=== Task material ===
╭──

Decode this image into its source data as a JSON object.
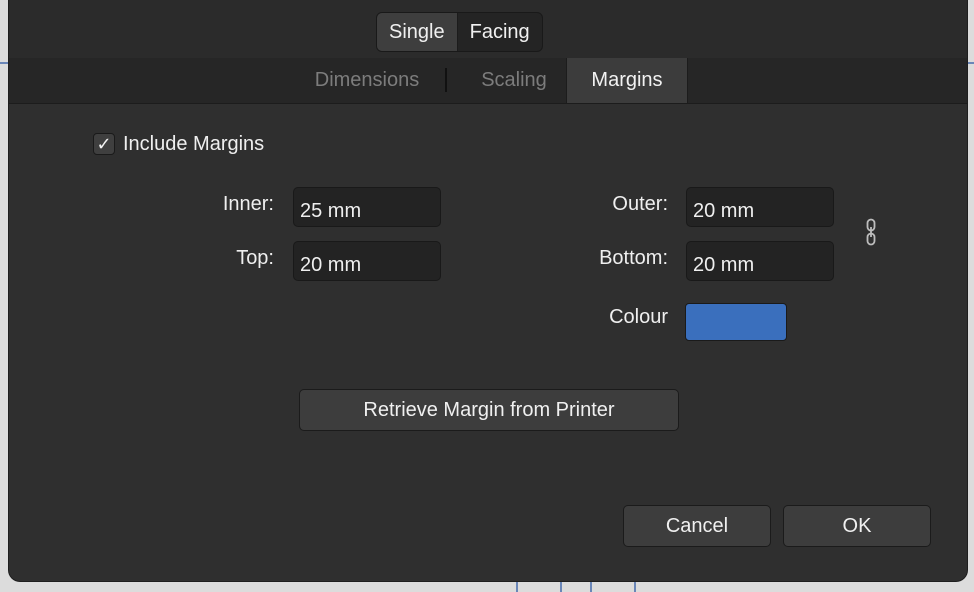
{
  "layout_toggle": {
    "single": "Single",
    "facing": "Facing",
    "selected": "Single"
  },
  "tabs": [
    {
      "label": "Dimensions",
      "active": false
    },
    {
      "label": "Scaling",
      "active": false
    },
    {
      "label": "Margins",
      "active": true
    }
  ],
  "include_margins": {
    "label": "Include Margins",
    "checked": true,
    "mark": "✓"
  },
  "margins": {
    "inner_label": "Inner:",
    "inner_value": "25 mm",
    "top_label": "Top:",
    "top_value": "20 mm",
    "outer_label": "Outer:",
    "outer_value": "20 mm",
    "bottom_label": "Bottom:",
    "bottom_value": "20 mm",
    "link_icon": "chain-link-icon"
  },
  "colour": {
    "label": "Colour",
    "value": "#3a6fbd"
  },
  "retrieve_button": "Retrieve Margin from Printer",
  "footer": {
    "cancel": "Cancel",
    "ok": "OK"
  }
}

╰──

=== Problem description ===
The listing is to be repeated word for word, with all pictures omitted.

=== Task output ===
Decode this image into its source data as a JSON object.
{
  "layout_toggle": {
    "single": "Single",
    "facing": "Facing",
    "selected": "Single"
  },
  "tabs": [
    {
      "label": "Dimensions",
      "active": false
    },
    {
      "label": "Scaling",
      "active": false
    },
    {
      "label": "Margins",
      "active": true
    }
  ],
  "include_margins": {
    "label": "Include Margins",
    "checked": true,
    "mark": "✓"
  },
  "margins": {
    "inner_label": "Inner:",
    "inner_value": "25 mm",
    "top_label": "Top:",
    "top_value": "20 mm",
    "outer_label": "Outer:",
    "outer_value": "20 mm",
    "bottom_label": "Bottom:",
    "bottom_value": "20 mm",
    "link_icon": "chain-link-icon"
  },
  "colour": {
    "label": "Colour",
    "value": "#3a6fbd"
  },
  "retrieve_button": "Retrieve Margin from Printer",
  "footer": {
    "cancel": "Cancel",
    "ok": "OK"
  }
}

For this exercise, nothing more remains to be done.